What needs to be done = If any record holds an image, omit the image and print the rest exactly.

Task data =

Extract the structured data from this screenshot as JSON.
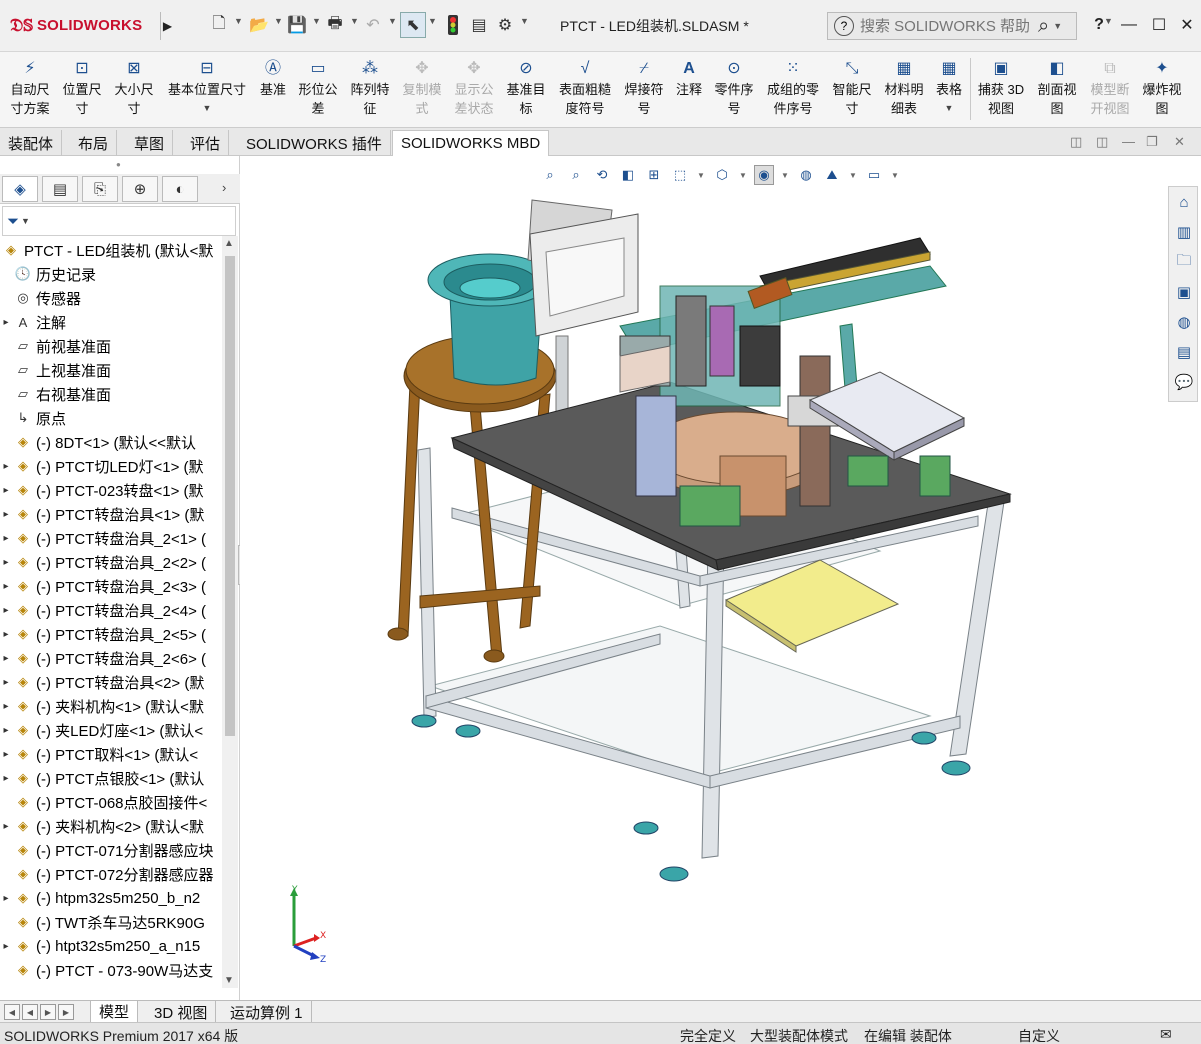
{
  "app": {
    "brand": "SOLIDWORKS",
    "document_title": "PTCT - LED组装机.SLDASM *",
    "search_placeholder": "搜索 SOLIDWORKS 帮助",
    "help_label": "?"
  },
  "ribbon": {
    "buttons": [
      {
        "label": "自动尺寸方案",
        "icon": "auto-dim-icon",
        "enabled": true
      },
      {
        "label": "位置尺寸",
        "icon": "location-dim-icon",
        "enabled": true
      },
      {
        "label": "大小尺寸",
        "icon": "size-dim-icon",
        "enabled": true
      },
      {
        "label": "基本位置尺寸",
        "icon": "basic-location-dim-icon",
        "enabled": true
      },
      {
        "label": "基准",
        "icon": "datum-icon",
        "enabled": true
      },
      {
        "label": "形位公差",
        "icon": "gtol-icon",
        "enabled": true
      },
      {
        "label": "阵列特征",
        "icon": "pattern-feature-icon",
        "enabled": true
      },
      {
        "label": "复制模式",
        "icon": "copy-scheme-icon",
        "enabled": false
      },
      {
        "label": "显示公差状态",
        "icon": "tolerance-status-icon",
        "enabled": false
      },
      {
        "label": "基准目标",
        "icon": "datum-target-icon",
        "enabled": true
      },
      {
        "label": "表面粗糙度符号",
        "icon": "surface-finish-icon",
        "enabled": true
      },
      {
        "label": "焊接符号",
        "icon": "weld-symbol-icon",
        "enabled": true
      },
      {
        "label": "注释",
        "icon": "note-icon",
        "enabled": true
      },
      {
        "label": "零件序号",
        "icon": "balloon-icon",
        "enabled": true
      },
      {
        "label": "成组的零件序号",
        "icon": "stacked-balloon-icon",
        "enabled": true
      },
      {
        "label": "智能尺寸",
        "icon": "smart-dimension-icon",
        "enabled": true
      },
      {
        "label": "材料明细表",
        "icon": "bom-icon",
        "enabled": true
      },
      {
        "label": "表格",
        "icon": "table-icon",
        "enabled": true
      },
      {
        "label": "捕获 3D 视图",
        "icon": "capture-3d-view-icon",
        "enabled": true
      },
      {
        "label": "剖面视图",
        "icon": "section-view-icon",
        "enabled": true
      },
      {
        "label": "模型断开视图",
        "icon": "model-break-view-icon",
        "enabled": false
      },
      {
        "label": "爆炸视图",
        "icon": "explode-view-icon",
        "enabled": true
      }
    ]
  },
  "tabs": [
    "装配体",
    "布局",
    "草图",
    "评估",
    "SOLIDWORKS 插件",
    "SOLIDWORKS MBD"
  ],
  "active_tab": "SOLIDWORKS MBD",
  "tree": {
    "root": "PTCT - LED组装机 (默认<默",
    "items": [
      {
        "label": "历史记录",
        "icon": "history-icon",
        "expandable": false
      },
      {
        "label": "传感器",
        "icon": "sensor-icon",
        "expandable": false
      },
      {
        "label": "注解",
        "icon": "annotations-icon",
        "expandable": true
      },
      {
        "label": "前视基准面",
        "icon": "plane-icon",
        "expandable": false
      },
      {
        "label": "上视基准面",
        "icon": "plane-icon",
        "expandable": false
      },
      {
        "label": "右视基准面",
        "icon": "plane-icon",
        "expandable": false
      },
      {
        "label": "原点",
        "icon": "origin-icon",
        "expandable": false
      },
      {
        "label": "(-) 8DT<1> (默认<<默认",
        "icon": "part-icon",
        "expandable": false
      },
      {
        "label": "(-) PTCT切LED灯<1> (默",
        "icon": "assembly-icon",
        "expandable": true
      },
      {
        "label": "(-) PTCT-023转盘<1> (默",
        "icon": "assembly-icon",
        "expandable": true
      },
      {
        "label": "(-) PTCT转盘治具<1> (默",
        "icon": "assembly-icon",
        "expandable": true
      },
      {
        "label": "(-) PTCT转盘治具_2<1> (",
        "icon": "assembly-icon",
        "expandable": true
      },
      {
        "label": "(-) PTCT转盘治具_2<2> (",
        "icon": "assembly-icon",
        "expandable": true
      },
      {
        "label": "(-) PTCT转盘治具_2<3> (",
        "icon": "assembly-icon",
        "expandable": true
      },
      {
        "label": "(-) PTCT转盘治具_2<4> (",
        "icon": "assembly-icon",
        "expandable": true
      },
      {
        "label": "(-) PTCT转盘治具_2<5> (",
        "icon": "assembly-icon",
        "expandable": true
      },
      {
        "label": "(-) PTCT转盘治具_2<6> (",
        "icon": "assembly-icon",
        "expandable": true
      },
      {
        "label": "(-) PTCT转盘治具<2> (默",
        "icon": "assembly-icon",
        "expandable": true
      },
      {
        "label": "(-) 夹料机构<1> (默认<默",
        "icon": "assembly-icon",
        "expandable": true
      },
      {
        "label": "(-) 夹LED灯座<1> (默认<",
        "icon": "assembly-icon",
        "expandable": true
      },
      {
        "label": "(-) PTCT取料<1> (默认<",
        "icon": "assembly-icon",
        "expandable": true
      },
      {
        "label": "(-) PTCT点银胶<1> (默认",
        "icon": "assembly-icon",
        "expandable": true
      },
      {
        "label": "(-) PTCT-068点胶固接件<",
        "icon": "part-icon",
        "expandable": false
      },
      {
        "label": "(-) 夹料机构<2> (默认<默",
        "icon": "assembly-icon",
        "expandable": true
      },
      {
        "label": "(-) PTCT-071分割器感应块",
        "icon": "part-icon",
        "expandable": false
      },
      {
        "label": "(-) PTCT-072分割器感应器",
        "icon": "part-icon",
        "expandable": false
      },
      {
        "label": "(-) htpm32s5m250_b_n2",
        "icon": "assembly-icon",
        "expandable": true
      },
      {
        "label": "(-) TWT杀车马达5RK90G",
        "icon": "part-icon",
        "expandable": false
      },
      {
        "label": "(-) htpt32s5m250_a_n15",
        "icon": "assembly-icon",
        "expandable": true
      },
      {
        "label": "(-) PTCT - 073-90W马达支",
        "icon": "part-icon",
        "expandable": false
      }
    ]
  },
  "bottom_tabs": [
    "模型",
    "3D 视图",
    "运动算例 1"
  ],
  "active_bottom_tab": "模型",
  "status": {
    "product": "SOLIDWORKS Premium 2017 x64 版",
    "definition": "完全定义",
    "mode": "大型装配体模式",
    "editing": "在编辑 装配体",
    "custom": "自定义"
  },
  "triad_axes": {
    "x": "X",
    "y": "Y",
    "z": "Z"
  },
  "colors": {
    "accent": "#1d4f8f",
    "brand_red": "#c8102e",
    "table_top": "#5a5a5a",
    "frame": "#d8dce0",
    "teal": "#3fa3a6",
    "wood": "#8a5a1e",
    "yellow_tray": "#f2ec8c"
  }
}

Your solution =
Extract the structured data from this screenshot as JSON.
{
  "app": {
    "brand": "SOLIDWORKS",
    "document_title": "PTCT - LED组装机.SLDASM *",
    "search_placeholder": "搜索 SOLIDWORKS 帮助",
    "help_label": "?"
  },
  "ribbon": {
    "buttons": [
      {
        "label": "自动尺寸方案",
        "icon": "auto-dim-icon",
        "enabled": true
      },
      {
        "label": "位置尺寸",
        "icon": "location-dim-icon",
        "enabled": true
      },
      {
        "label": "大小尺寸",
        "icon": "size-dim-icon",
        "enabled": true
      },
      {
        "label": "基本位置尺寸",
        "icon": "basic-location-dim-icon",
        "enabled": true
      },
      {
        "label": "基准",
        "icon": "datum-icon",
        "enabled": true
      },
      {
        "label": "形位公差",
        "icon": "gtol-icon",
        "enabled": true
      },
      {
        "label": "阵列特征",
        "icon": "pattern-feature-icon",
        "enabled": true
      },
      {
        "label": "复制模式",
        "icon": "copy-scheme-icon",
        "enabled": false
      },
      {
        "label": "显示公差状态",
        "icon": "tolerance-status-icon",
        "enabled": false
      },
      {
        "label": "基准目标",
        "icon": "datum-target-icon",
        "enabled": true
      },
      {
        "label": "表面粗糙度符号",
        "icon": "surface-finish-icon",
        "enabled": true
      },
      {
        "label": "焊接符号",
        "icon": "weld-symbol-icon",
        "enabled": true
      },
      {
        "label": "注释",
        "icon": "note-icon",
        "enabled": true
      },
      {
        "label": "零件序号",
        "icon": "balloon-icon",
        "enabled": true
      },
      {
        "label": "成组的零件序号",
        "icon": "stacked-balloon-icon",
        "enabled": true
      },
      {
        "label": "智能尺寸",
        "icon": "smart-dimension-icon",
        "enabled": true
      },
      {
        "label": "材料明细表",
        "icon": "bom-icon",
        "enabled": true
      },
      {
        "label": "表格",
        "icon": "table-icon",
        "enabled": true
      },
      {
        "label": "捕获 3D 视图",
        "icon": "capture-3d-view-icon",
        "enabled": true
      },
      {
        "label": "剖面视图",
        "icon": "section-view-icon",
        "enabled": true
      },
      {
        "label": "模型断开视图",
        "icon": "model-break-view-icon",
        "enabled": false
      },
      {
        "label": "爆炸视图",
        "icon": "explode-view-icon",
        "enabled": true
      }
    ]
  },
  "tabs": [
    "装配体",
    "布局",
    "草图",
    "评估",
    "SOLIDWORKS 插件",
    "SOLIDWORKS MBD"
  ],
  "active_tab": "SOLIDWORKS MBD",
  "tree": {
    "root": "PTCT - LED组装机 (默认<默",
    "items": [
      {
        "label": "历史记录",
        "icon": "history-icon",
        "expandable": false
      },
      {
        "label": "传感器",
        "icon": "sensor-icon",
        "expandable": false
      },
      {
        "label": "注解",
        "icon": "annotations-icon",
        "expandable": true
      },
      {
        "label": "前视基准面",
        "icon": "plane-icon",
        "expandable": false
      },
      {
        "label": "上视基准面",
        "icon": "plane-icon",
        "expandable": false
      },
      {
        "label": "右视基准面",
        "icon": "plane-icon",
        "expandable": false
      },
      {
        "label": "原点",
        "icon": "origin-icon",
        "expandable": false
      },
      {
        "label": "(-) 8DT<1> (默认<<默认",
        "icon": "part-icon",
        "expandable": false
      },
      {
        "label": "(-) PTCT切LED灯<1> (默",
        "icon": "assembly-icon",
        "expandable": true
      },
      {
        "label": "(-) PTCT-023转盘<1> (默",
        "icon": "assembly-icon",
        "expandable": true
      },
      {
        "label": "(-) PTCT转盘治具<1> (默",
        "icon": "assembly-icon",
        "expandable": true
      },
      {
        "label": "(-) PTCT转盘治具_2<1> (",
        "icon": "assembly-icon",
        "expandable": true
      },
      {
        "label": "(-) PTCT转盘治具_2<2> (",
        "icon": "assembly-icon",
        "expandable": true
      },
      {
        "label": "(-) PTCT转盘治具_2<3> (",
        "icon": "assembly-icon",
        "expandable": true
      },
      {
        "label": "(-) PTCT转盘治具_2<4> (",
        "icon": "assembly-icon",
        "expandable": true
      },
      {
        "label": "(-) PTCT转盘治具_2<5> (",
        "icon": "assembly-icon",
        "expandable": true
      },
      {
        "label": "(-) PTCT转盘治具_2<6> (",
        "icon": "assembly-icon",
        "expandable": true
      },
      {
        "label": "(-) PTCT转盘治具<2> (默",
        "icon": "assembly-icon",
        "expandable": true
      },
      {
        "label": "(-) 夹料机构<1> (默认<默",
        "icon": "assembly-icon",
        "expandable": true
      },
      {
        "label": "(-) 夹LED灯座<1> (默认<",
        "icon": "assembly-icon",
        "expandable": true
      },
      {
        "label": "(-) PTCT取料<1> (默认<",
        "icon": "assembly-icon",
        "expandable": true
      },
      {
        "label": "(-) PTCT点银胶<1> (默认",
        "icon": "assembly-icon",
        "expandable": true
      },
      {
        "label": "(-) PTCT-068点胶固接件<",
        "icon": "part-icon",
        "expandable": false
      },
      {
        "label": "(-) 夹料机构<2> (默认<默",
        "icon": "assembly-icon",
        "expandable": true
      },
      {
        "label": "(-) PTCT-071分割器感应块",
        "icon": "part-icon",
        "expandable": false
      },
      {
        "label": "(-) PTCT-072分割器感应器",
        "icon": "part-icon",
        "expandable": false
      },
      {
        "label": "(-) htpm32s5m250_b_n2",
        "icon": "assembly-icon",
        "expandable": true
      },
      {
        "label": "(-) TWT杀车马达5RK90G",
        "icon": "part-icon",
        "expandable": false
      },
      {
        "label": "(-) htpt32s5m250_a_n15",
        "icon": "assembly-icon",
        "expandable": true
      },
      {
        "label": "(-) PTCT - 073-90W马达支",
        "icon": "part-icon",
        "expandable": false
      }
    ]
  },
  "bottom_tabs": [
    "模型",
    "3D 视图",
    "运动算例 1"
  ],
  "active_bottom_tab": "模型",
  "status": {
    "product": "SOLIDWORKS Premium 2017 x64 版",
    "definition": "完全定义",
    "mode": "大型装配体模式",
    "editing": "在编辑 装配体",
    "custom": "自定义"
  },
  "triad_axes": {
    "x": "X",
    "y": "Y",
    "z": "Z"
  },
  "colors": {
    "accent": "#1d4f8f",
    "brand_red": "#c8102e",
    "table_top": "#5a5a5a",
    "frame": "#d8dce0",
    "teal": "#3fa3a6",
    "wood": "#8a5a1e",
    "yellow_tray": "#f2ec8c"
  }
}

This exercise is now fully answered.